■ **What needs to be done**: Pick out each line of the records in which the word "kind" appears.

[Dataset rows describing interfaces]
Content starts
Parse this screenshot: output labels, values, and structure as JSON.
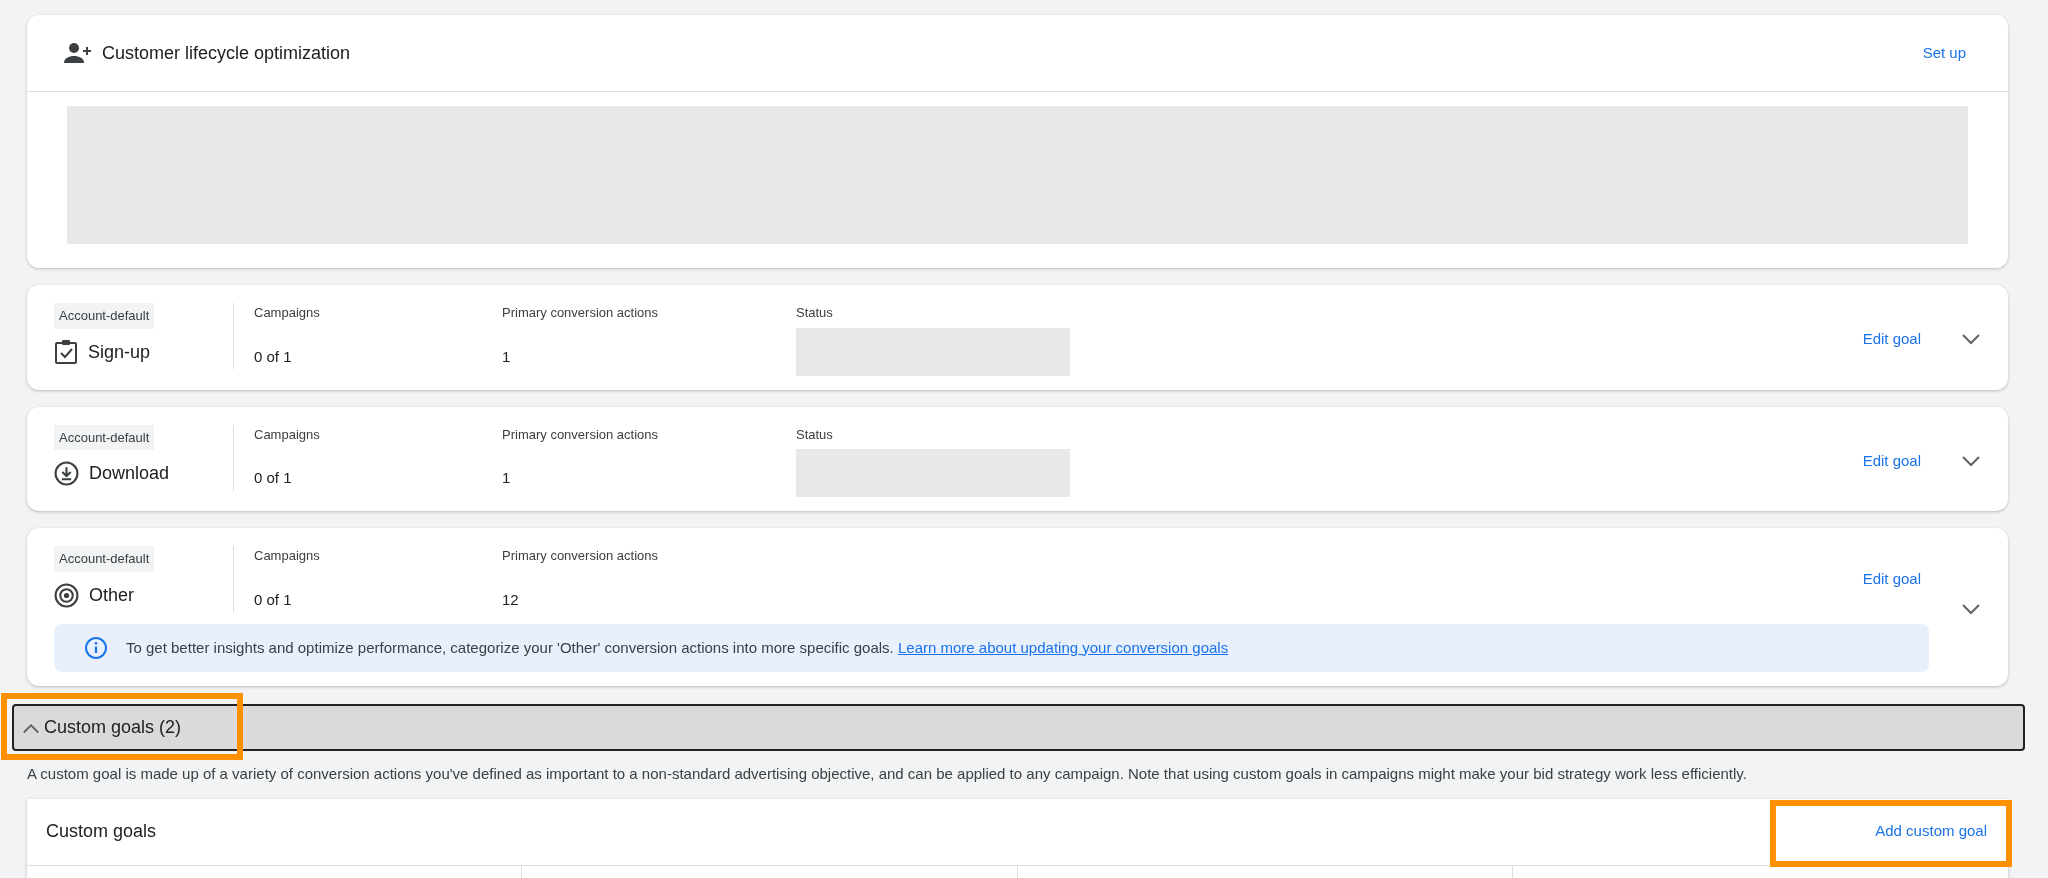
{
  "lifecycle_card": {
    "title": "Customer lifecycle optimization",
    "action": "Set up"
  },
  "goals": [
    {
      "badge": "Account-default",
      "name": "Sign-up",
      "kind": "signup",
      "campaigns_label": "Campaigns",
      "campaigns": "0 of 1",
      "primary_label": "Primary conversion actions",
      "primary": "1",
      "status_label": "Status",
      "edit": "Edit goal",
      "expanded": false
    },
    {
      "badge": "Account-default",
      "name": "Download",
      "kind": "download",
      "campaigns_label": "Campaigns",
      "campaigns": "0 of 1",
      "primary_label": "Primary conversion actions",
      "primary": "1",
      "status_label": "Status",
      "edit": "Edit goal",
      "expanded": false
    },
    {
      "badge": "Account-default",
      "name": "Other",
      "kind": "other",
      "campaigns_label": "Campaigns",
      "campaigns": "0 of 1",
      "primary_label": "Primary conversion actions",
      "primary": "12",
      "edit": "Edit goal",
      "expanded": false,
      "notice": {
        "text": "To get better insights and optimize performance, categorize your 'Other' conversion actions into more specific goals.",
        "link": "Learn more about updating your conversion goals"
      }
    }
  ],
  "custom_section": {
    "label": "Custom goals (2)",
    "expanded": true,
    "highlighted": true,
    "description": "A custom goal is made up of a variety of conversion actions you've defined as important to a non-standard advertising objective, and can be applied to any campaign. Note that using custom goals in campaigns might make your bid strategy work less efficiently."
  },
  "custom_card": {
    "title": "Custom goals",
    "action": "Add custom goal",
    "action_highlighted": true
  }
}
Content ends
■ **Task solution**:
      "kind": "signup",
      "kind": "download",
      "kind": "other",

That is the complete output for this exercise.